The European Union is celebrating Boris Johnson’s firing of his chief Brexit architect, Dominic Cummings, as a “make or break moment” in negotiations with the UK on a withdrawal agreement.
Belgian MEP, Guy Verhofstadt, has been leading the EU’s chorus of celebration by lashing out at “unelected bureaucrats” and “unrealistic ideologues,” in a not-so-subtle dig at Mr Cummings.
Mr Verhofstadt Tweeed am image of Mr Cummings leaving No.10 Downing Street with a box of his packed up office items in hand.
“Unrealistic bureaucrats. Unrealistic ideologues… There’s so much irony to the Cummings story. But one thing’s for sure… the legacy called Brexit is damage that unfortunately will not be undone for years,” Mr Verhofstadt opined.
Unelected bureaucrats.

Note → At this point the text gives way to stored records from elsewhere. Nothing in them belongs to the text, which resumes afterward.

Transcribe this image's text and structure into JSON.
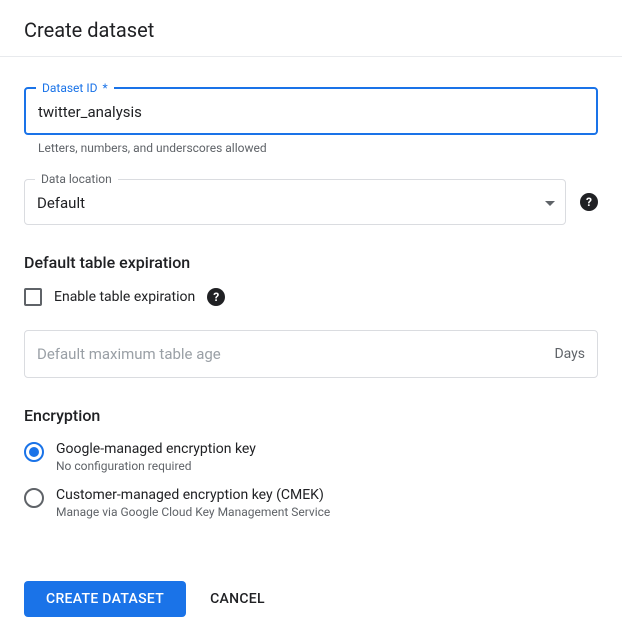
{
  "header": {
    "title": "Create dataset"
  },
  "datasetId": {
    "label": "Dataset ID",
    "required_mark": "*",
    "value": "twitter_analysis",
    "helper": "Letters, numbers, and underscores allowed"
  },
  "dataLocation": {
    "label": "Data location",
    "value": "Default"
  },
  "expiration": {
    "section_title": "Default table expiration",
    "checkbox_label": "Enable table expiration",
    "input_placeholder": "Default maximum table age",
    "input_suffix": "Days"
  },
  "encryption": {
    "section_title": "Encryption",
    "options": [
      {
        "label": "Google-managed encryption key",
        "description": "No configuration required",
        "selected": true
      },
      {
        "label": "Customer-managed encryption key (CMEK)",
        "description": "Manage via Google Cloud Key Management Service",
        "selected": false
      }
    ]
  },
  "actions": {
    "primary": "CREATE DATASET",
    "cancel": "CANCEL"
  }
}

Unrealistic ideologues...— Guy Verhofstadt (@guyverhofstadt) November 13, 2020
There's so much irony to the Cummings story.
But one thing's for sure... the legacy called Brexit is damage that unfortunately will not be undone for years... pic.twitter.com/pIb8fE2Dk3

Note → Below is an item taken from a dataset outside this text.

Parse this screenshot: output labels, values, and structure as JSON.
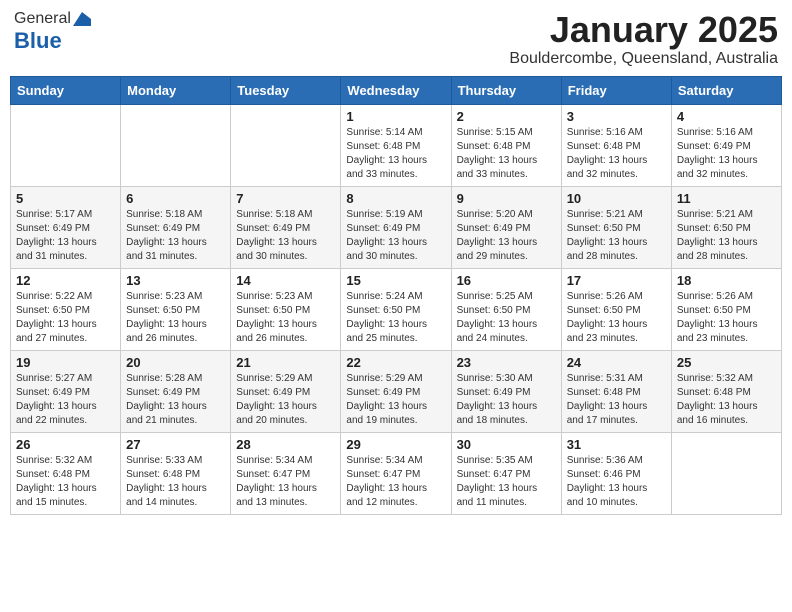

Yet, Mr Verhofstadt was not the only senior EU official to gloat at Cummings’ shock dismissal by BoJo.
Senior German MEP Manfred Weber, reportedly close to German Chancellor Angela Merkel, claimed to BBC Radio 4’s Today Programme that Mr Cummings’ departure was a sign that the Johnson administration is in a “chaotic situation.”
“There are fair questions we are asking. If you want to change in the future, with your background of sovereignty, your subsidies, regulations, then we must have an option an opportunity to react to stop to limit your access to our market,” Mr Weber said.

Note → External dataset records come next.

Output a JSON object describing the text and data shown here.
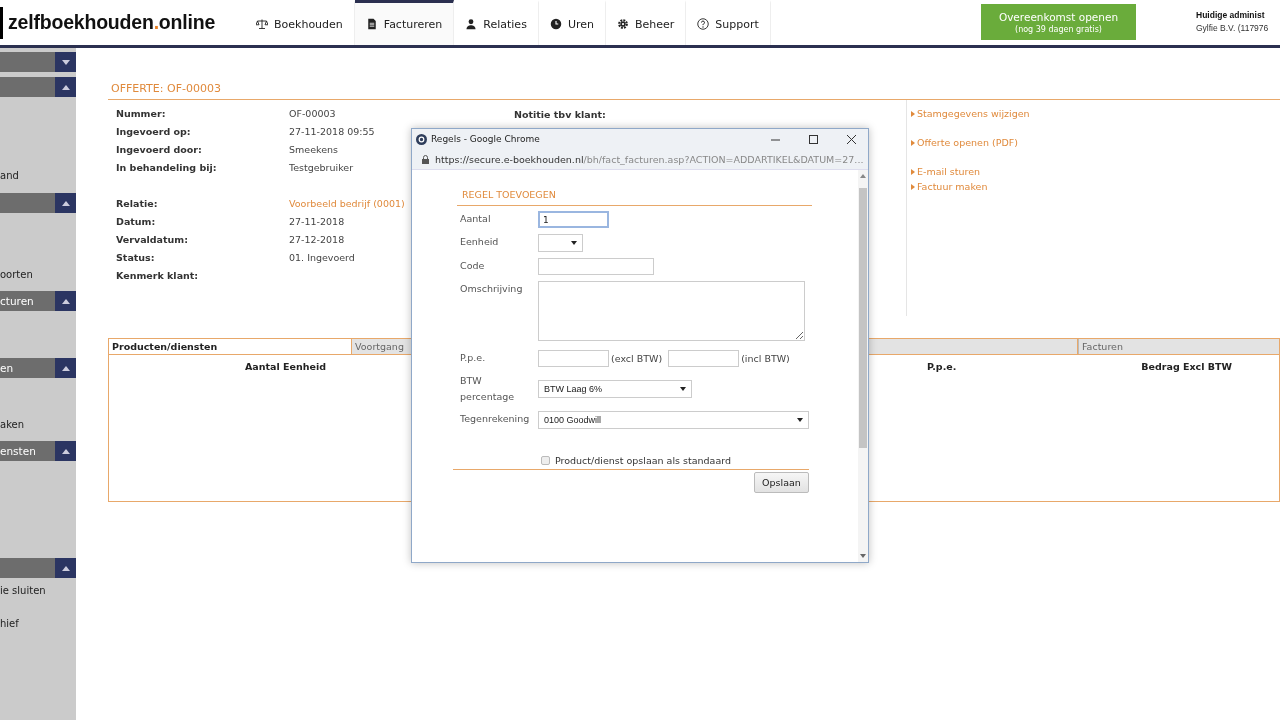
{
  "logo": {
    "name": "zelfboekhouden",
    "dot": ".",
    "suffix": "online"
  },
  "nav": [
    {
      "label": "Boekhouden",
      "selected": false
    },
    {
      "label": "Factureren",
      "selected": true
    },
    {
      "label": "Relaties",
      "selected": false
    },
    {
      "label": "Uren",
      "selected": false
    },
    {
      "label": "Beheer",
      "selected": false
    },
    {
      "label": "Support",
      "selected": false
    }
  ],
  "cta": {
    "title": "Overeenkomst openen",
    "subtitle": "(nog 39 dagen gratis)"
  },
  "account": {
    "label": "Huidige administ",
    "value": "Gylfie B.V. (117976"
  },
  "sidebar": [
    {
      "kind": "header",
      "expanded": false
    },
    {
      "kind": "header",
      "expanded": true
    },
    {
      "kind": "item",
      "label": "and"
    },
    {
      "kind": "header",
      "expanded": true
    },
    {
      "kind": "item",
      "label": "oorten"
    },
    {
      "kind": "header",
      "label": "cturen",
      "expanded": true
    },
    {
      "kind": "header",
      "label": "en",
      "expanded": true
    },
    {
      "kind": "item",
      "label": "aken"
    },
    {
      "kind": "header",
      "label": "ensten",
      "expanded": true
    },
    {
      "kind": "header",
      "expanded": true
    },
    {
      "kind": "item",
      "label": "ie sluiten"
    },
    {
      "kind": "item",
      "label": "hief"
    }
  ],
  "page_title": "OFFERTE: OF-00003",
  "details": [
    {
      "label": "Nummer:",
      "value": "OF-00003"
    },
    {
      "label": "Ingevoerd op:",
      "value": "27-11-2018 09:55"
    },
    {
      "label": "Ingevoerd door:",
      "value": "Smeekens"
    },
    {
      "label": "In behandeling bij:",
      "value": "Testgebruiker"
    },
    {
      "label": "Relatie:",
      "value": "Voorbeeld bedrijf (0001)",
      "kind": "link"
    },
    {
      "label": "Datum:",
      "value": "27-11-2018"
    },
    {
      "label": "Vervaldatum:",
      "value": "27-12-2018"
    },
    {
      "label": "Status:",
      "value": "01. Ingevoerd"
    },
    {
      "label": "Kenmerk klant:"
    }
  ],
  "note_label": "Notitie tbv klant:",
  "actions": [
    {
      "label": "Stamgegevens wijzigen"
    },
    {
      "label": "Offerte openen (PDF)"
    },
    {
      "label": "E-mail sturen"
    },
    {
      "label": "Factuur maken"
    }
  ],
  "tabs": [
    {
      "label": "Producten/diensten",
      "selected": true
    },
    {
      "label": "Voortgang",
      "selected": false
    },
    {
      "label": "Facturen",
      "selected": false
    }
  ],
  "columns": [
    "Aantal Eenheid",
    "P.p.e.",
    "Bedrag Excl BTW"
  ],
  "popup": {
    "title": "Regels - Google Chrome",
    "url_host": "https://secure.e-boekhouden.nl",
    "url_path": "/bh/fact_facturen.asp?ACTION=ADDARTIKEL&DATUM=27...",
    "heading": "REGEL TOEVOEGEN",
    "fields": [
      {
        "label": "Aantal",
        "kind": "text",
        "value": "1",
        "focused": true
      },
      {
        "label": "Eenheid",
        "kind": "select"
      },
      {
        "label": "Code",
        "kind": "text",
        "focused": false
      },
      {
        "label": "Omschrijving",
        "kind": "textarea"
      },
      {
        "label": "P.p.e.",
        "kind": "price",
        "excl_label": "(excl BTW)",
        "incl_label": "(incl BTW)"
      },
      {
        "label": "BTW percentage",
        "kind": "select",
        "value": "BTW Laag 6%"
      },
      {
        "label": "Tegenrekening",
        "kind": "wideselect",
        "value": "0100 Goodwill"
      }
    ],
    "checkbox": {
      "label": "Product/dienst opslaan als standaard",
      "checked": false
    },
    "save": "Opslaan"
  }
}
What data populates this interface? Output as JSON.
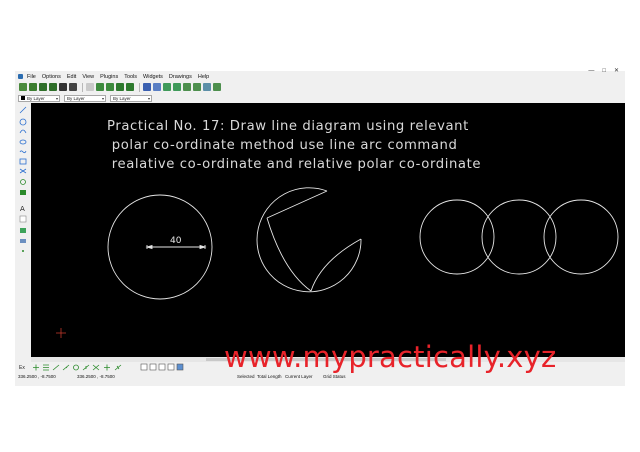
{
  "window": {
    "controls": [
      "—",
      "□",
      "✕"
    ]
  },
  "menubar": {
    "items": [
      "File",
      "Options",
      "Edit",
      "View",
      "Plugins",
      "Tools",
      "Widgets",
      "Drawings",
      "Help"
    ]
  },
  "toolbar": {
    "icons": [
      "new-file-icon",
      "open-file-icon",
      "save-icon",
      "save-as-icon",
      "print-icon",
      "print-preview-icon",
      "cut-icon",
      "copy-icon",
      "paste-icon",
      "undo-icon",
      "redo-icon",
      "grid-icon",
      "draft-icon",
      "zoom-in-icon",
      "zoom-out-icon",
      "zoom-auto-icon",
      "zoom-previous-icon",
      "zoom-window-icon",
      "zoom-pan-icon",
      "redraw-icon"
    ]
  },
  "layerbar": {
    "layer": "By Layer",
    "line_type": "By Layer",
    "line_width": "By Layer"
  },
  "canvas": {
    "lines": [
      "Practical No. 17: Draw line diagram using relevant",
      " polar co-ordinate method use line arc command",
      " realative co-ordinate and relative polar co-ordinate"
    ],
    "dimension": "40",
    "background": "#000000",
    "stroke": "#e6e6e6"
  },
  "snapbar": {
    "label": "Ex"
  },
  "statusbar": {
    "abs_coord": "336.2500 , -8.7500",
    "rel_coord": "336.2500 , -8.7500",
    "selected_label": "Selected",
    "total_length_label": "Total Length",
    "current_layer_label": "Current Layer",
    "grid_status_label": "Grid Status"
  },
  "watermark": {
    "text": "www.mypractically.xyz",
    "color": "#e8232a"
  }
}
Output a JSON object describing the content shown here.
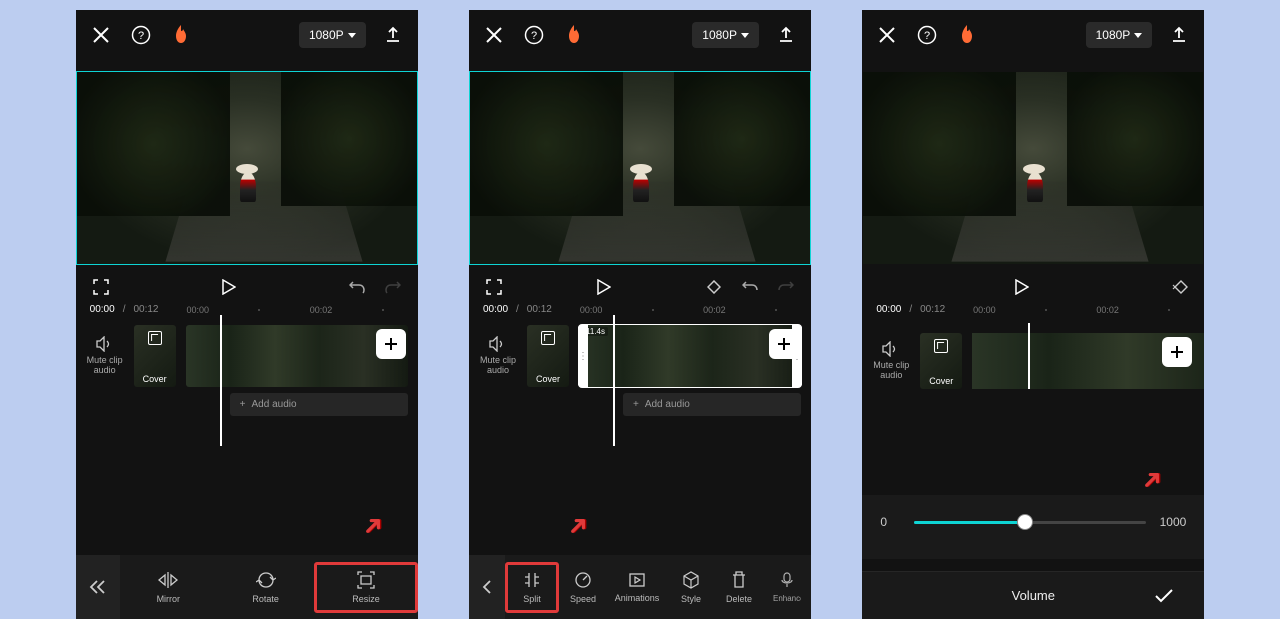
{
  "topbar": {
    "resolution": "1080P"
  },
  "playback": {
    "current": "00:00",
    "total": "00:12",
    "marks": [
      "00:00",
      "00:02"
    ]
  },
  "editor": {
    "mute_label": "Mute clip audio",
    "cover_label": "Cover",
    "add_audio": "Add audio",
    "clip_duration": "11.4s"
  },
  "tools_set1": {
    "mirror": "Mirror",
    "rotate": "Rotate",
    "resize": "Resize"
  },
  "tools_set2": {
    "split": "Split",
    "speed": "Speed",
    "animations": "Animations",
    "style": "Style",
    "delete": "Delete",
    "enhance": "Enhance voice"
  },
  "volume": {
    "min": "0",
    "max": "1000",
    "title": "Volume"
  }
}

“I see what is happening now in Downing Street. We can also see this as a quite chaotic situation where we don't have an idea what is really the line in Great Britain. So don't tell us [the EU] we should be ready for compromise. We need a clear idea from Boris Johnson now and I think it's now time for leadership – having all the developments in America in mind where London understood it will be not so easy with Joe Biden to achieve an easy trade deal now … let’s now come to a compromise,” he added.
Mr Cummings, previously one of Johnson’s closest allies on Brexit, has reportedly had increasingly strained relations with the Prime Minister over the past few months. Former Brexit Secretary, David Davis, is reported to have said that Cummings’ relationship with BoJo “fell off a cliff” in recent weeks.
Reportedly, the straw that broke the camel’s back was the discovery by BoJo that Cummings and his pro-Brexit loyalists had been referring to Carrie Symonds, the Prime Minister’s partner, as “Princess Nut Nuts.” Cummings and his allies were said to be growing frustrated with Ms. Symonds, who has allegedly been giving advice to the Prime Minister on Brexit strategy at odds with the staunchly-pro leave bloc, led by Cummings. Broader power struggles were also said to be taking place between those within the government who want a friendlier Brexit more amenable to better relations with the EU, and those who want a clean break, led by Mr. Cummings.
The BBC has reported that Boris Johnson is now ready to “clear the air and move on.”
Mr Cummings’ dismissal by Johnson follows hot on the heels of a resignation last week by Lee Cain, BoJo’s now former Director of Communications, also an ardent Brexiteer and very much seen as part of a no-holds-barred Brexit duo with Cummings.
Some argue that Johnson’s firing of Cummings signifies his intention to take a softer stance toward the EU during the remaining negotiations over a trade deal. There is widespread speculation in Britain that this is possibly being encouraged by the likelihood that Joe Biden, who is seen as pro-EU, will be inaugurated as US president in January and may not grant a favourable trade deal to the UK if it departs the bloc on bad terms.
Boris Johnson may assume a softer Brexit lest he risk crossing Joe Biden, who looks likely to be inaugurated as US president in January, and who is known as being pro-EU.
Leader of the Brexit Party, Nigel Farage, has said that Cummings’ dismissal is a go that a “Brexit sell-out” is on the horizon.